What to work on => The result should be the lines from the one holding "What's the underlying" to the final line of the records, retyped exactly.

----------

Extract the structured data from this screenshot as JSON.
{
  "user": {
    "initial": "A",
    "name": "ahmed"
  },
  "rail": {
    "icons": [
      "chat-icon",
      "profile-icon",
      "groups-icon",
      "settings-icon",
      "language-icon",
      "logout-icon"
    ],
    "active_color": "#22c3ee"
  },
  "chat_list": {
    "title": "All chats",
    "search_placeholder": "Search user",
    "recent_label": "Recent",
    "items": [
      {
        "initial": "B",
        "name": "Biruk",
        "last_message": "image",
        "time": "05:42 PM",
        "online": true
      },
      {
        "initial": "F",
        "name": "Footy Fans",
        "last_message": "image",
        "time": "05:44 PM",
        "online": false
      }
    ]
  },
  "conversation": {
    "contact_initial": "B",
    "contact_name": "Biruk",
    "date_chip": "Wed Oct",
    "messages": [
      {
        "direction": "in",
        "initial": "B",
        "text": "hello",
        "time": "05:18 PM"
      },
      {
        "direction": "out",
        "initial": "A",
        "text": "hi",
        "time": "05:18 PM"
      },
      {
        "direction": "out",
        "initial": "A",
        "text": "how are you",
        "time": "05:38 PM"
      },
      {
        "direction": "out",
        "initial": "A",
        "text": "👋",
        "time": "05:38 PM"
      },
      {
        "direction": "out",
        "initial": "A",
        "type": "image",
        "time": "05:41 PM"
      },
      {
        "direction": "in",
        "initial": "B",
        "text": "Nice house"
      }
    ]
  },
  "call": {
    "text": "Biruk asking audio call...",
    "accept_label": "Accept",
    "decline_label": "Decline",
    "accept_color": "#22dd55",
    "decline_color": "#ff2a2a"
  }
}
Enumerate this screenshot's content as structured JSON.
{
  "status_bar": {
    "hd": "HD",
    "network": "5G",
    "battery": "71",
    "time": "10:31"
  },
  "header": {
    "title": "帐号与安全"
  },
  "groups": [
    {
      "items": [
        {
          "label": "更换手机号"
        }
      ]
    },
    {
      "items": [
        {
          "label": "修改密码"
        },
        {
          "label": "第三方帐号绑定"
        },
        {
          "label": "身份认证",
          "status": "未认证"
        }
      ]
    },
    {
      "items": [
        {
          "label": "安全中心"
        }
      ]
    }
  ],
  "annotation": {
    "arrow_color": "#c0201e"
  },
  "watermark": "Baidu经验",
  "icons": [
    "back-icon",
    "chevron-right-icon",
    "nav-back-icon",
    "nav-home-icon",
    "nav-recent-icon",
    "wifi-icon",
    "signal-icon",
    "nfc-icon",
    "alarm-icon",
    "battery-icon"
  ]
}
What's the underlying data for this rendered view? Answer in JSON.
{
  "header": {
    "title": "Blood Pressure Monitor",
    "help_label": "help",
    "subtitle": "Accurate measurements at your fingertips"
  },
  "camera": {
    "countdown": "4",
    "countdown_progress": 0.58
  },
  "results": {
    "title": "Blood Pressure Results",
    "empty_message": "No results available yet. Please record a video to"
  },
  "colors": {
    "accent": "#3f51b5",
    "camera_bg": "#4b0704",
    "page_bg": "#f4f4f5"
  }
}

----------

Task answer =>
What's the underlying data for this rendered view? Answer in JSON.
{
  "header": {
    "title": "Blood Pressure Monitor",
    "help_label": "help",
    "subtitle": "Accurate measurements at your fingertips"
  },
  "camera": {
    "countdown": "4",
    "countdown_progress": 0.58
  },
  "results": {
    "title": "Blood Pressure Results",
    "empty_message": "No results available yet. Please record a video to"
  },
  "colors": {
    "accent": "#3f51b5",
    "camera_bg": "#4b0704",
    "page_bg": "#f4f4f5"
  }
}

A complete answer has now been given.